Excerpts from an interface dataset
[Start of section]
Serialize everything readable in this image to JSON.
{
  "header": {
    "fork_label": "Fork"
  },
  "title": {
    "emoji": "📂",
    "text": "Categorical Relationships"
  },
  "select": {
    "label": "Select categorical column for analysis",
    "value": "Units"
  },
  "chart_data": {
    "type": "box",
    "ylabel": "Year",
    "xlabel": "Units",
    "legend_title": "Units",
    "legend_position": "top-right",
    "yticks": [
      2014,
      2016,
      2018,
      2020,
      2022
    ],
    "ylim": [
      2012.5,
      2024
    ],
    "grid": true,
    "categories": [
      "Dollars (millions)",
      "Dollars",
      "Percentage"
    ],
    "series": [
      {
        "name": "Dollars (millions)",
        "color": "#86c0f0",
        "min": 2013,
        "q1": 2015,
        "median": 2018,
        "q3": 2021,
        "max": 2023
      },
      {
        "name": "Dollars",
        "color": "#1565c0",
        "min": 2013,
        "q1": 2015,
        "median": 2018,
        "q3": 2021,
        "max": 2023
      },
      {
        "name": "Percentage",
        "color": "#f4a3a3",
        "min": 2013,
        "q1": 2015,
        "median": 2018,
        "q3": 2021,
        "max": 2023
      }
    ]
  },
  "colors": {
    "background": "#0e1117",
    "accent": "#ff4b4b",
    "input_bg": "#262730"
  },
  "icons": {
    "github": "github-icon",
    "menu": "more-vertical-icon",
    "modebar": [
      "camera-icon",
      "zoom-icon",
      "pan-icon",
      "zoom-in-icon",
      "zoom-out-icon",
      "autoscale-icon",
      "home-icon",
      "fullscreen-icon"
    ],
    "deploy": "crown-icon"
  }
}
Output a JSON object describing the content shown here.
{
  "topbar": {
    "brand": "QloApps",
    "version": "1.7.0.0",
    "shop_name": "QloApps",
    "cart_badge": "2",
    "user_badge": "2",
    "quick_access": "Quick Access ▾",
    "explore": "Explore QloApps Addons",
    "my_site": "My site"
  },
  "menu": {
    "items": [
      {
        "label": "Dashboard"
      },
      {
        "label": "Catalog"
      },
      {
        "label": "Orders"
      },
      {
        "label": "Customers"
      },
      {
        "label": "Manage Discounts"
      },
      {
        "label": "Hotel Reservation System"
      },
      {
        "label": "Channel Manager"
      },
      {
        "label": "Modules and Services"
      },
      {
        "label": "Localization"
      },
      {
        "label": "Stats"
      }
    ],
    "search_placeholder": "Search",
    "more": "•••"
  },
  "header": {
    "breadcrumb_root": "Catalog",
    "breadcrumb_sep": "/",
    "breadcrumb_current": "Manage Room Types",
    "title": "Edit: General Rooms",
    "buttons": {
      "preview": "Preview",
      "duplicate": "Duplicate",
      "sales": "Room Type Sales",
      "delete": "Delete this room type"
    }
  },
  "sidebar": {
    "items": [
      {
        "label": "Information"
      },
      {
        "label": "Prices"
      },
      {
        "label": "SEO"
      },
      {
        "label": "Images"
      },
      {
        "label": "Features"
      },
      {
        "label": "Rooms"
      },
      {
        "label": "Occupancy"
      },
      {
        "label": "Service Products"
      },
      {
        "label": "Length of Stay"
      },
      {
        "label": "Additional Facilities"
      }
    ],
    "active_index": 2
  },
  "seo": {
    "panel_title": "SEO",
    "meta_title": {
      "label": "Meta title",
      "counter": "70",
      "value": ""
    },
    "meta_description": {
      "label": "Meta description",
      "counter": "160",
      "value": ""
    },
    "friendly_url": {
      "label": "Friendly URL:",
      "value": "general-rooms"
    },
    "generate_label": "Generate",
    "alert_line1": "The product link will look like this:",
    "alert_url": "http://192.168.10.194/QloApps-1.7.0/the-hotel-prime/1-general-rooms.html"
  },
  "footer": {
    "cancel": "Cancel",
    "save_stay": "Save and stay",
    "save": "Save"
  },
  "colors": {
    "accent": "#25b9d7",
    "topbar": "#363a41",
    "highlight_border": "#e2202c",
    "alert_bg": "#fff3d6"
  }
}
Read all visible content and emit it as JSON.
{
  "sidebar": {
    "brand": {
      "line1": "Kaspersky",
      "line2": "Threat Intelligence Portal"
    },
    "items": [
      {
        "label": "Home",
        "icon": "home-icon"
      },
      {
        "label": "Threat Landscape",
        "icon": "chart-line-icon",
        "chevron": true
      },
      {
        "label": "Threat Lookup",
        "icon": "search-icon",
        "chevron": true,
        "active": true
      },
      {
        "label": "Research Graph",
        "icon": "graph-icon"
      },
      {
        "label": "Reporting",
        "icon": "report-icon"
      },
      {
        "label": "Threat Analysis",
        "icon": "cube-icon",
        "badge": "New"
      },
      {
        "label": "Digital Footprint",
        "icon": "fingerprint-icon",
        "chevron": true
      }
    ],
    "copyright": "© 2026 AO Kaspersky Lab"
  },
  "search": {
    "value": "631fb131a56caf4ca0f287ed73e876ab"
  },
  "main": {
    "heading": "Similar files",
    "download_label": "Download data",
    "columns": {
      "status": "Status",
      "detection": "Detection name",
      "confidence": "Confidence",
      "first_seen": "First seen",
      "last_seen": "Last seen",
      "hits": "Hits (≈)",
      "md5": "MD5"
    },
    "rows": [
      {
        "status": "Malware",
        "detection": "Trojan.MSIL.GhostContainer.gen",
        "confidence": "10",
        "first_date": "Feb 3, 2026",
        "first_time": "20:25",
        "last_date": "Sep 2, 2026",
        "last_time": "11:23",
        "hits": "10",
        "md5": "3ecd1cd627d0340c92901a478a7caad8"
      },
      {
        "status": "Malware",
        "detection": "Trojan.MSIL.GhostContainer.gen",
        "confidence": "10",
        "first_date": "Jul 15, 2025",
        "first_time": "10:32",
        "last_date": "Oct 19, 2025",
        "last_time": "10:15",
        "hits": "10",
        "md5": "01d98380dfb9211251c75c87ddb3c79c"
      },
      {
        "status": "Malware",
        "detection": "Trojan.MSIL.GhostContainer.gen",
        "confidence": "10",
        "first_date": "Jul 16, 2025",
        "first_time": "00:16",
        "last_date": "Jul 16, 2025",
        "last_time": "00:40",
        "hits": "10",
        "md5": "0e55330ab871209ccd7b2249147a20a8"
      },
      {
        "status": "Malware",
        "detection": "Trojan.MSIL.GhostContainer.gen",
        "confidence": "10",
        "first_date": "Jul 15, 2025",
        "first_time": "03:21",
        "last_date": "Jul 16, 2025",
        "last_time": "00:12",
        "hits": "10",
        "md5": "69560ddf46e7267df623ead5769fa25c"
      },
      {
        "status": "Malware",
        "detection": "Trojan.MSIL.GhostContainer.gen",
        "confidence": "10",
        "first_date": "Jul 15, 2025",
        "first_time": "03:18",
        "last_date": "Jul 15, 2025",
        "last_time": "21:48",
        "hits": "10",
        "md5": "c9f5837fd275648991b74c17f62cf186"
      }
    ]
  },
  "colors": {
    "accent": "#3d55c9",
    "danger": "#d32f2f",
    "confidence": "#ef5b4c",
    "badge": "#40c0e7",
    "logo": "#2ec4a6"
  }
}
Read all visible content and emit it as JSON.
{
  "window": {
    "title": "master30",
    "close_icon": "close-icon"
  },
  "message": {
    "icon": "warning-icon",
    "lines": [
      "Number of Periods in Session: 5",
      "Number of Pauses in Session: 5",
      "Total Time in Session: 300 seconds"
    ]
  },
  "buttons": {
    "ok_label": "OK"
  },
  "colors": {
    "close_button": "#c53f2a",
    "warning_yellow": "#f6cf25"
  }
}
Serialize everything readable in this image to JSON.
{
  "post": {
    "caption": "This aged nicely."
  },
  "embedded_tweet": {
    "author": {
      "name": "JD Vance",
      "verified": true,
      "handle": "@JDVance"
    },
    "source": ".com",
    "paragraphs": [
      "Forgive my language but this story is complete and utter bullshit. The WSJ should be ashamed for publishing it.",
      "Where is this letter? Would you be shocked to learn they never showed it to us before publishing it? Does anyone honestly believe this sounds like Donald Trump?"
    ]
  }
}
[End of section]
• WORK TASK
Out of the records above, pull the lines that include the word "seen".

• ANSWER TO THE PROBLEM
      "first_seen": "First seen",
      "last_seen": "Last seen",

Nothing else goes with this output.